BTS for Blackout


Since then, I’ve made a handful of short films in Austin and the surrounding areas; some very serious, though most are not so much. I’ve begun really being selective about the stories I choose to tell. I enjoy collaborating with new people, and enabling new directors to begin branching out and working with a full crew rather than the one-woman/man-band idea that many enter the career with.

What is it about the medium of filmmaking that attracts you to it?

C: I LOVE storytelling! Filmmaking is the ultimate in storytelling, but it’s also a way to capture life. I think what I really like best about it is not necessarily what the story is about, but what the story really tells us about the person telling it. It is one of the truest and most honest art forms, and when people are very good at it, you can almost always see a little bit of themselves reflected in the work. There’s something very beautiful and cathartic about that.

How’d you get involved with Austin School of Film?

C: As I was teaching middle school filmmaking for a couple years, and making movies in my spare time, I started collaborating on some projects with Justine Spinoza. Justine had been the Final Cut Pro teacher here at ASoF for a while, and we got into a conversation about how much fun she was having teaching here.

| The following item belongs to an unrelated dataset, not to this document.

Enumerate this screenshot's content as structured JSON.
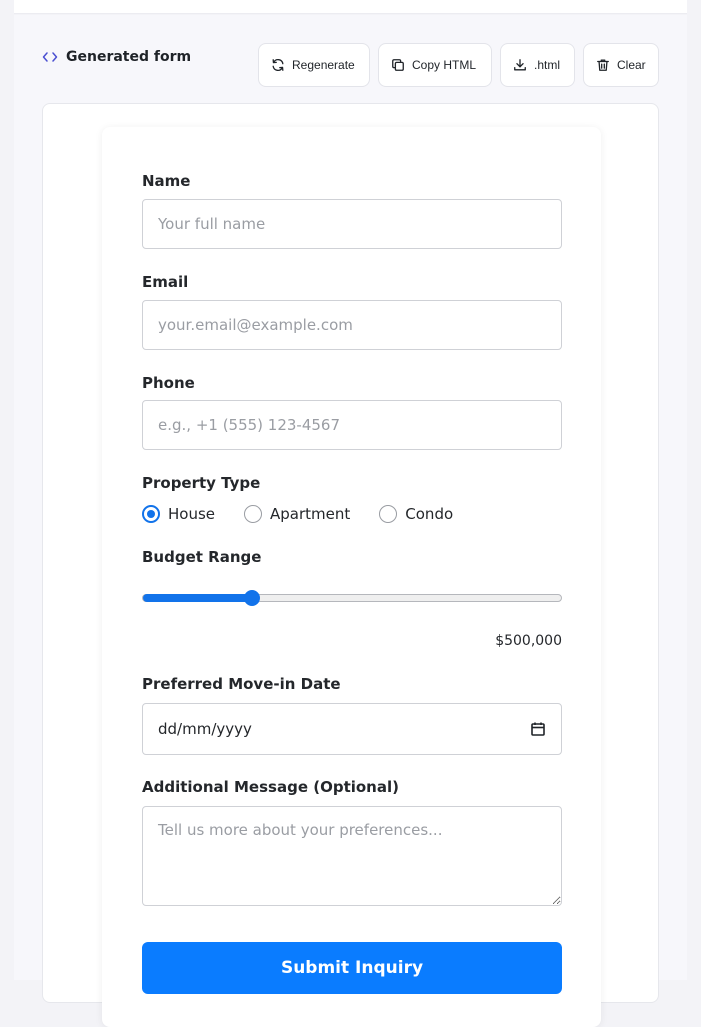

A few days later, I got an email from her introducing me to Faiza who just happened to be looking for a Digital Filmmaking instructor. I’ve taught both the Digital Filmmaking and Production Management courses for the last 2 years until, recently, they were able to bring me on during this very exciting expansion!

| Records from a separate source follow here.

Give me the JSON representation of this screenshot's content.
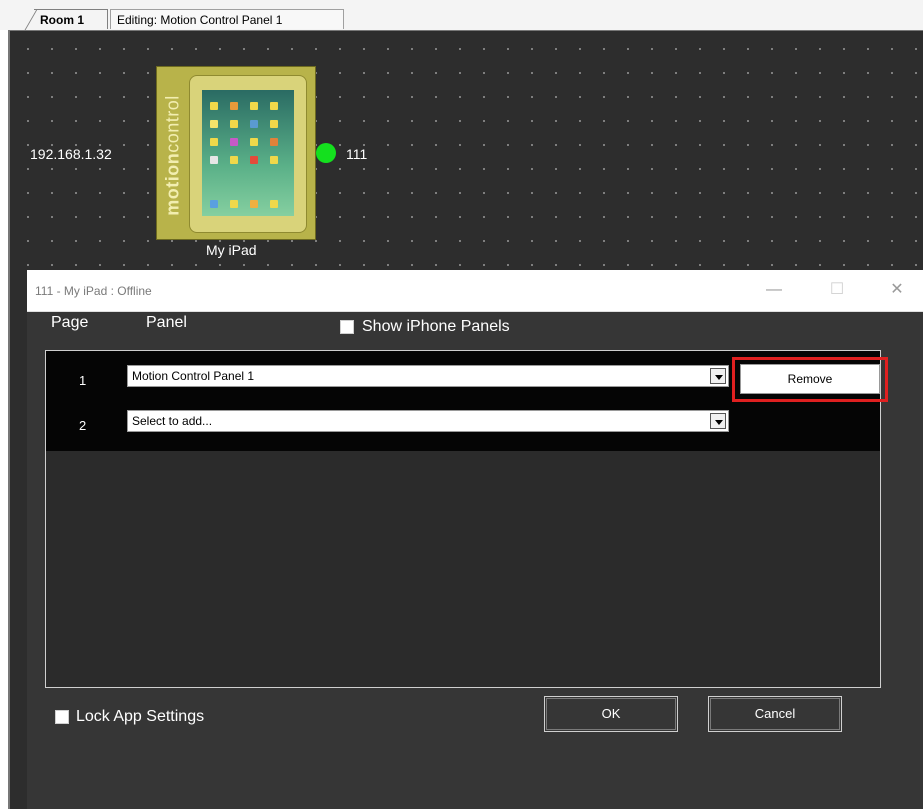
{
  "tabs": [
    {
      "label": "Room 1",
      "active": true
    },
    {
      "label": "Editing: Motion Control Panel 1",
      "active": false
    }
  ],
  "canvas": {
    "ip_address": "192.168.1.32",
    "device_id": "111",
    "device_name": "My iPad",
    "brand_light": "motion",
    "brand_regular": "control",
    "status_color": "#14e01e"
  },
  "dialog": {
    "title": "111 - My iPad : Offline",
    "minimize_glyph": "—",
    "maximize_glyph": "☐",
    "close_glyph": "✕",
    "col_page": "Page",
    "col_panel": "Panel",
    "show_iphone_label": "Show iPhone Panels",
    "show_iphone_checked": false,
    "rows": [
      {
        "page": "1",
        "panel": "Motion Control Panel 1"
      },
      {
        "page": "2",
        "panel": "Select to add..."
      }
    ],
    "remove_label": "Remove",
    "lock_label": "Lock App Settings",
    "lock_checked": false,
    "ok_label": "OK",
    "cancel_label": "Cancel",
    "highlight_color": "#e02020"
  }
}
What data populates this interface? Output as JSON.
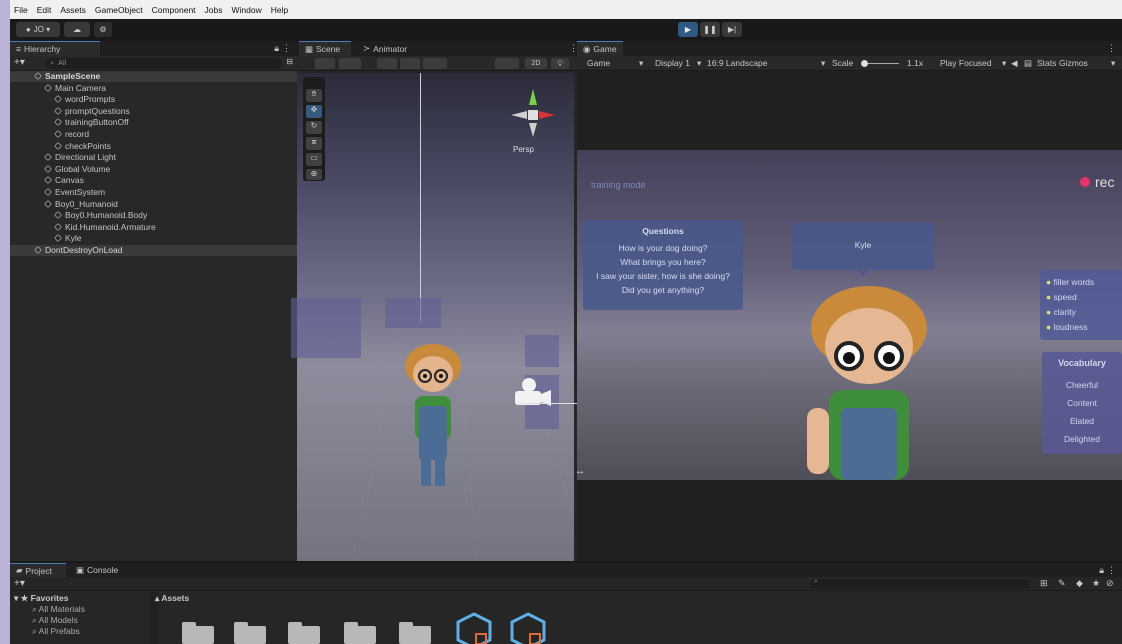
{
  "menu": [
    "File",
    "Edit",
    "Assets",
    "GameObject",
    "Component",
    "Jobs",
    "Window",
    "Help"
  ],
  "account": "JO ▾",
  "hierarchy": {
    "title": "Hierarchy",
    "search": "All",
    "items": [
      {
        "label": "SampleScene",
        "depth": 0,
        "kind": "scene"
      },
      {
        "label": "Main Camera",
        "depth": 1
      },
      {
        "label": "wordPrompts",
        "depth": 2
      },
      {
        "label": "promptQuestions",
        "depth": 2
      },
      {
        "label": "trainingButtonOff",
        "depth": 2
      },
      {
        "label": "record",
        "depth": 2
      },
      {
        "label": "checkPoints",
        "depth": 2
      },
      {
        "label": "Directional Light",
        "depth": 1
      },
      {
        "label": "Global Volume",
        "depth": 1
      },
      {
        "label": "Canvas",
        "depth": 1
      },
      {
        "label": "EventSystem",
        "depth": 1
      },
      {
        "label": "Boy0_Humanoid",
        "depth": 1
      },
      {
        "label": "Boy0.Humanoid.Body",
        "depth": 2
      },
      {
        "label": "Kid.Humanoid.Armature",
        "depth": 2
      },
      {
        "label": "Kyle",
        "depth": 2
      },
      {
        "label": "DontDestroyOnLoad",
        "depth": 0,
        "kind": "dont"
      }
    ]
  },
  "scene_tabs": [
    "Scene",
    "Animator"
  ],
  "scene_toolbar": {
    "mode2d": "2D",
    "persp": "Persp"
  },
  "game": {
    "tab": "Game",
    "display_mode": "Game",
    "display": "Display 1",
    "aspect": "16:9 Landscape",
    "scale_label": "Scale",
    "scale_value": "1.1x",
    "play_focused": "Play Focused",
    "stats": "Stats",
    "gizmos": "Gizmos",
    "top_left": "training mode",
    "rec": "rec",
    "questions_title": "Questions",
    "questions": [
      "How is your dog doing?",
      "What brings you here?",
      "I saw your sister, how is she doing?",
      "Did you get anything?"
    ],
    "speaker": "Kyle",
    "checks": [
      "filler words",
      "speed",
      "clarity",
      "loudness"
    ],
    "vocab_title": "Vocabulary",
    "vocab": [
      "Cheerful",
      "Content",
      "Elated",
      "Delighted"
    ]
  },
  "bottom": {
    "tabs": [
      "Project",
      "Console"
    ],
    "favorites": "Favorites",
    "fav_items": [
      "All Materials",
      "All Models",
      "All Prefabs"
    ],
    "assets": "Assets"
  },
  "colors": {
    "accent": "#4a7dbd",
    "play": "#2e5a84"
  }
}
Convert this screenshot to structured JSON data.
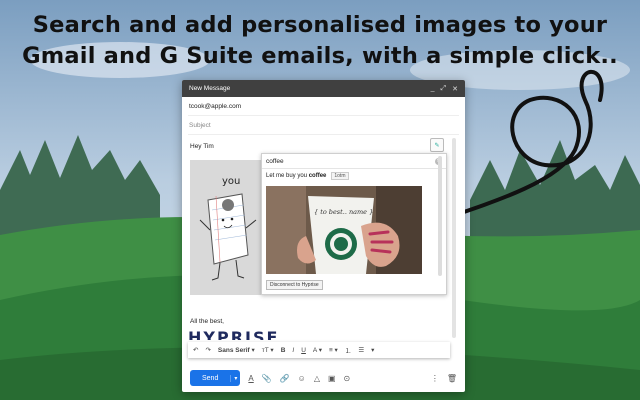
{
  "headline": {
    "line1": "Search and add personalised images to your",
    "line2": "Gmail and G Suite emails, with a simple click.."
  },
  "compose": {
    "title": "New Message",
    "to": "tcook@apple.com",
    "subject_placeholder": "Subject",
    "greeting": "Hey Tim",
    "closing": "All the best,",
    "logo_text": "HYPRISE",
    "send_label": "Send",
    "font_name": "Sans Serif"
  },
  "hyprise_panel": {
    "search_value": "coffee",
    "caption_prefix": "Let me buy you",
    "caption_keyword": "coffee",
    "tag": "1otm",
    "photo_note": "{ to best.. name }",
    "disconnect_label": "Disconnect to Hyprise"
  },
  "cartoon": {
    "speech": "you"
  },
  "colors": {
    "sky_top": "#7fa3c4",
    "send_blue": "#1a73e8",
    "titlebar": "#404040"
  }
}
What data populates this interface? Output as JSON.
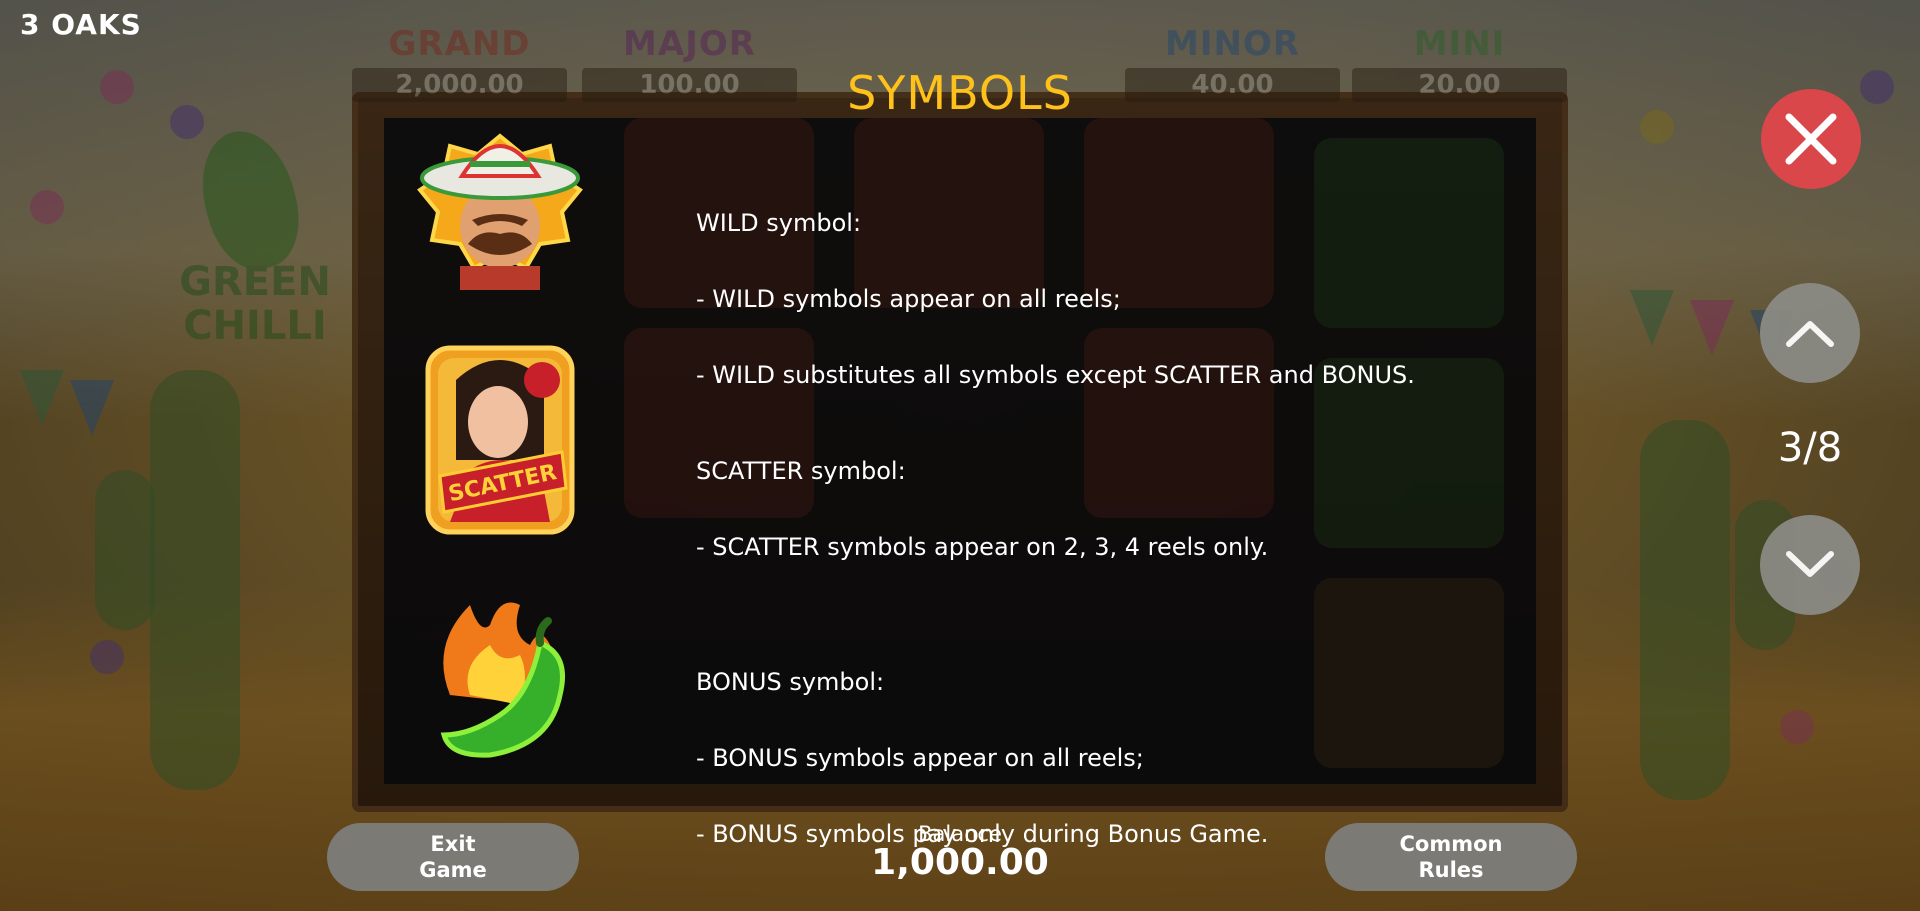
{
  "brand": {
    "logo_text": "3 OAKS"
  },
  "jackpots": [
    {
      "name": "GRAND",
      "value": "2,000.00",
      "color": "#c0392b"
    },
    {
      "name": "MAJOR",
      "value": "100.00",
      "color": "#8e2b8e"
    },
    {
      "name": "MINOR",
      "value": "40.00",
      "color": "#2f6fb5"
    },
    {
      "name": "MINI",
      "value": "20.00",
      "color": "#3d9a3a"
    }
  ],
  "background_logo": {
    "line1": "GREEN",
    "line2": "CHILLI"
  },
  "paytable": {
    "title": "SYMBOLS",
    "symbols": [
      {
        "icon": "wild-mariachi-icon",
        "label": "WILD symbol:",
        "lines": [
          "- WILD symbols appear on all reels;",
          "- WILD substitutes all symbols except SCATTER and BONUS."
        ]
      },
      {
        "icon": "scatter-dancer-icon",
        "badge": "SCATTER",
        "label": "SCATTER symbol:",
        "lines": [
          "- SCATTER symbols appear on 2, 3, 4 reels only."
        ]
      },
      {
        "icon": "bonus-chilli-icon",
        "label": "BONUS symbol:",
        "lines": [
          "- BONUS symbols appear on all reels;",
          "- BONUS symbols pay only during Bonus Game."
        ]
      }
    ]
  },
  "navigation": {
    "close_icon": "close-icon",
    "up_icon": "chevron-up-icon",
    "down_icon": "chevron-down-icon",
    "page": "3/8"
  },
  "footer": {
    "exit_label": "Exit\nGame",
    "balance_label": "Balance",
    "balance_value": "1,000.00",
    "rules_label": "Common\nRules"
  },
  "colors": {
    "title": "#ffc21a",
    "close_button": "#d9474b",
    "nav_button": "#8a8a84",
    "pill_button": "#7c7a74"
  }
}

Aspiring filmmakers are often encouraged to move to cities like LA or New York to start their career. What about Austin? What drew you to continue your career here?

C: When I was young, I grew up around the idea that if one wants to be a filmmaker, the first step is to move to LA, live on someone’s couch and wait tables until you either hit the lottery by somehow getting noticed, or you give up and just move back home.

Crane Operating and reviewing shots on Wind and Rain

I also knew I was a pretty unlucky person, as a rule. I once was stuck in an elevator after it fell 8 stories for a few hours with 10 other people. That kind of stuff literally happens to me all the time!

On the other hand, I refused to accept this depressing fate. While studying abroad in New Zealand, I saw what was happening with their film scene, my eyes were opened to the idea that it doesn’t matter where you are geographically. If you have a camera and something to point it at, you can release something world-wide through a simple upload. Amazing films worth seeing are made everywhere.

So, I took my future into my own hands. I decided that if I was going to be a filmmaker, I was going to just do it my way.

When I returned to the states, I realized that Indiana just didn’t feel like home anymore. While visiting a couple friends that relocated to ATX from the RTF program I was a part of, I very quickly realized that this was the place to be. Unlike LA and NYC, everyone is so friendly and other filmmakers aren’t so competitive. Instead, they just like to see each other succeed.

(On top of that, it’s socially acceptable to order queso with any meal and eat tacos for breakfast. Why live anywhere else?)

As Community Director, what are some cool new ideas you have for the future of Austin School of Film?

C: I know with the new space we’re moving into, there will be many more exciting opportunities for filmmakers in Austin. I hope to really help build a strong and supportive base of artist services for our community. I would really like to bring the filmmaking medium to more people that may have never had the opportunity to share their stories. I’d love to sit back and just enjoy watching movies on a deeper level with people.

My students with Richard Linklater at AFS

Ultimately, I plan to create a great atmosphere for aspiring artists to explore more about themselves, and their artwork, in a really safe and inspiring space. I know I can’t do all this alone either. So, I welcome anyone that wants to participate in a place like this to help me make it happen.


Written by: Spencer Mirabal